What's it called?
The paintings that I've done over the past few years were inspired by an artist in Calgary named Mandy Stobo. She has been working on a series of "Bad Portraits" that have just taken off. Her concept of creating fast and with a whole lot of forgiveness really struck me. You can see her work by clicking here.
This journey began innocently enough with a portrait of Christopher Hitchen, the irascible yet brilliant Vanity Fair columnist and author painted shortly after he died. It was the catalyst, the key to the dozens of watercolour portraits that followed including these:
Then there was a lull, a long period of nothing, until I discovered that my shed had been tagged. It triggered something in my brain that then signalled me to create a canvas on the wall that faced the back alley. As soon as I did, a portrait of Elsie Yanik taken by Joey Podlubny at the Oilsands Banquet was the first thing that popped into my mind.
What followed has been remarkable, three murals, and five smaller acrylic portraits, and requests to paint portraits of famous musicians and actors, families and even Cookie Monster. I've had to start a file to keep track of the suggestions. What is crazy is that in this heightened creative state I no longer see barriers, only possibilities and colours.
I've been sharing my process with most of the painting I've done in the last month, a pictorial play-by-play.
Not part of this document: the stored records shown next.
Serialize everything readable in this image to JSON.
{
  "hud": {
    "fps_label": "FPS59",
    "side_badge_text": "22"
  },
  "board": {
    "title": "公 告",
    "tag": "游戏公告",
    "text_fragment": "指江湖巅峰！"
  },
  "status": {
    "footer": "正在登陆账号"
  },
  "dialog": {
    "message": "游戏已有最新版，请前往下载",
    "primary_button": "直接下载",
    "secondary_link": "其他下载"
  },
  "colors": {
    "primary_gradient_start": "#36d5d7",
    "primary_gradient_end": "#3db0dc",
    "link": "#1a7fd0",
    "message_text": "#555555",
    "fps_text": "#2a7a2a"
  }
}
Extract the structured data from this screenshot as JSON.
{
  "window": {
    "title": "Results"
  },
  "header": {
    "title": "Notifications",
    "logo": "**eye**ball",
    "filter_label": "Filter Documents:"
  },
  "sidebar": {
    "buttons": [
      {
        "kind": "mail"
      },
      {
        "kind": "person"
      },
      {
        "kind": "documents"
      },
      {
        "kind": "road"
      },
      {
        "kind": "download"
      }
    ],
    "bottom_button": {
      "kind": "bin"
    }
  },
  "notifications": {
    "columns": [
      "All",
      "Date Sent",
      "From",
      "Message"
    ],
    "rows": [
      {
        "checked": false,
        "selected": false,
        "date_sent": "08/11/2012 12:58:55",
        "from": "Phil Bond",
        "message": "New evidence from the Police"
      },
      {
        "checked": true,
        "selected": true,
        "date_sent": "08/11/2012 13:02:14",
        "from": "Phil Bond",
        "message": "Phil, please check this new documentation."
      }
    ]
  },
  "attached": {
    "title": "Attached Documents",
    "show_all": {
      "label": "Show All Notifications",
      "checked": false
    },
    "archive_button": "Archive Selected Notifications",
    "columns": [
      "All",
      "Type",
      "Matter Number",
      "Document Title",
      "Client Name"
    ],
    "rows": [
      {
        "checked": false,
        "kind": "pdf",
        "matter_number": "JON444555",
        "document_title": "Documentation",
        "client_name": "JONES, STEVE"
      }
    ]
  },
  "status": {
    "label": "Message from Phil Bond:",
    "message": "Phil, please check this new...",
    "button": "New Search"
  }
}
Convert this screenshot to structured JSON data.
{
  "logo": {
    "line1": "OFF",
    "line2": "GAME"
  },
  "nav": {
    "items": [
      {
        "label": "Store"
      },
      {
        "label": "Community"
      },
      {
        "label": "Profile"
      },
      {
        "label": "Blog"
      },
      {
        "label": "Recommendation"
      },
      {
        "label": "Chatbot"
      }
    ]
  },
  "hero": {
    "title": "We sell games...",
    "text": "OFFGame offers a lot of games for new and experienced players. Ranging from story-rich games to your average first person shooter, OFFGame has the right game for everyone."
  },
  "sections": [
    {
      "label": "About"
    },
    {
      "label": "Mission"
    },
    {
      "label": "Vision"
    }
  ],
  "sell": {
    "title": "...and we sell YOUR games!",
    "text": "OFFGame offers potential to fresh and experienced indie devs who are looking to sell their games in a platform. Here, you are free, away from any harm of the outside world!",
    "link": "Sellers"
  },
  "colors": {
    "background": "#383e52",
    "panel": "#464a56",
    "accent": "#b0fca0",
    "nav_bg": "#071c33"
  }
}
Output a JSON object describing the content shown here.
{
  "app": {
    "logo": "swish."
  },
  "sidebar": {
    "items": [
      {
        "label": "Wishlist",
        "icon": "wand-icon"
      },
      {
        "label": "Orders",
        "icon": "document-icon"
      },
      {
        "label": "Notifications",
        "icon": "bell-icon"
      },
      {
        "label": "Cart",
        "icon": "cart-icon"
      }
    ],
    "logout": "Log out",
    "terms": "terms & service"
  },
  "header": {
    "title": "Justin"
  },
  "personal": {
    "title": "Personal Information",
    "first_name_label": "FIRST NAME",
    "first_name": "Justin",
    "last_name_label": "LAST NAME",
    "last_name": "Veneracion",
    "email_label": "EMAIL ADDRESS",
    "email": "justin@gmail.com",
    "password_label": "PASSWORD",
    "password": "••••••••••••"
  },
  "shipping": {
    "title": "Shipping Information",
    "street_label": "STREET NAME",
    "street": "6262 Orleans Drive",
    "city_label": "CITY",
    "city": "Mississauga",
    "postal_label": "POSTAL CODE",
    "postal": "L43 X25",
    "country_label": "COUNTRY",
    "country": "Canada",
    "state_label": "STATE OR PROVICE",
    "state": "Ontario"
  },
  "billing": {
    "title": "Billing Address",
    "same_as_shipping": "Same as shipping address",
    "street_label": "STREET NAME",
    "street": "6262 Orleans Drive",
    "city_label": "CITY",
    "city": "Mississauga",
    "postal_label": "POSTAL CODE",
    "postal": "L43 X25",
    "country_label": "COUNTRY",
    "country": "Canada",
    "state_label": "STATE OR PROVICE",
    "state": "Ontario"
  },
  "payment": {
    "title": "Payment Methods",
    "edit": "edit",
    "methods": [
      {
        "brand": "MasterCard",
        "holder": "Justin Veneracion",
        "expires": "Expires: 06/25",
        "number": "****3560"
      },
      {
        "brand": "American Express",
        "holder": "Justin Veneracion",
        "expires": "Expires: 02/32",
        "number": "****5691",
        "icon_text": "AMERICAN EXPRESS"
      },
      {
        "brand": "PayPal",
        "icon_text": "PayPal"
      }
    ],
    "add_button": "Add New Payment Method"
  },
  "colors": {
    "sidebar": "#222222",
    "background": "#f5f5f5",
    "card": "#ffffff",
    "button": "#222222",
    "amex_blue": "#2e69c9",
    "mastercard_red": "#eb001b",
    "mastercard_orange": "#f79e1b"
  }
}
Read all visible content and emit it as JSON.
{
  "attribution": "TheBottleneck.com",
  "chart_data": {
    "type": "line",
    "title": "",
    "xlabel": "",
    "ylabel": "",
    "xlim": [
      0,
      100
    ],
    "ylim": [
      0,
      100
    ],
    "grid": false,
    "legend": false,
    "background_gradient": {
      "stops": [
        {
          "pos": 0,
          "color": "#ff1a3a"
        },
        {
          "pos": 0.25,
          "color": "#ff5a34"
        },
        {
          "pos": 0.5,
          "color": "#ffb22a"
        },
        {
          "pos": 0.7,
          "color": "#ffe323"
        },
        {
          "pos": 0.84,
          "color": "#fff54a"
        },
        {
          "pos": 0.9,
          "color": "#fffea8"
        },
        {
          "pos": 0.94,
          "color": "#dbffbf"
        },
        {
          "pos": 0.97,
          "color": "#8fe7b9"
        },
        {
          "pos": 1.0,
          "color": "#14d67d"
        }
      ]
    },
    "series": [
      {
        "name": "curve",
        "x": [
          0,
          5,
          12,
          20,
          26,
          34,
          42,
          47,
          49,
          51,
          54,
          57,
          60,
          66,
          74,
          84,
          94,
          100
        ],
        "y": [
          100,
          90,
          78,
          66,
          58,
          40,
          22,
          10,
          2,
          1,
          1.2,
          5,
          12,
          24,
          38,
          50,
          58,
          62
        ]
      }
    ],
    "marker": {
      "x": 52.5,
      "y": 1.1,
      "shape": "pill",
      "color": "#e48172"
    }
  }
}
I find it so interesting to look at the progression and the stages along the way.
Stage One - Getting it right
The first step is drawing a set of squares on the originating photograph and transposing that same set of of squares to the canvas, record jacket, shed wall. I then sketch out the subject, ensuring that the essence of the character shines through. Details around the eyes, mouth and nose make all the difference here. Depending on the subject, the sketching out can take several hours. Once everything is penciled out, I use a black marker to make the lines easier to see once paint is applied.
Stage Two - Start with YELLOW
I always start with the face and with yellow. The brightest spots get dabbed with yellow before I move on to orange, light green, red, etcetera. This progression has served me well through all these pieces.
Stage Three - Muscling through
There is a time during every single piece when I go through a period of declining confidence. It doesn't last long, but that's when I have to step back and focus on the end. I also remind myself to trust the process.
Stage Four - The power of black
In among all these colours, black is a powerful force. It helps strengthen the contrast and give shape. It's always one of the last steps, when the painting really starts to jump off the canvas, or shed wall, whatever the case may be.
Stage Five - The wonder of white
While the canvas started white, when I'm almost done there is little to no white left. The brightest areas of the photograph get a little bit of white to finish off the next to last phase.
Stage Six - Whimsy
At the very end of the painting process, with 3 to 6 hours of effort under my belt, I have to decide if it needs a final dose of whimsy. With Miles Davis, Oscar Peterson, Bob Dylan and Adam Levine, the splatters and paint drip lines elevated the pieces to a whole different level. It's a scary moment, not without its risks. Each time I take the leap of faith and trust, it seems to work out the way the universe intended.
So, back to the original question. What's it called? Let's just call it whimsy until someone comes along to tell us different.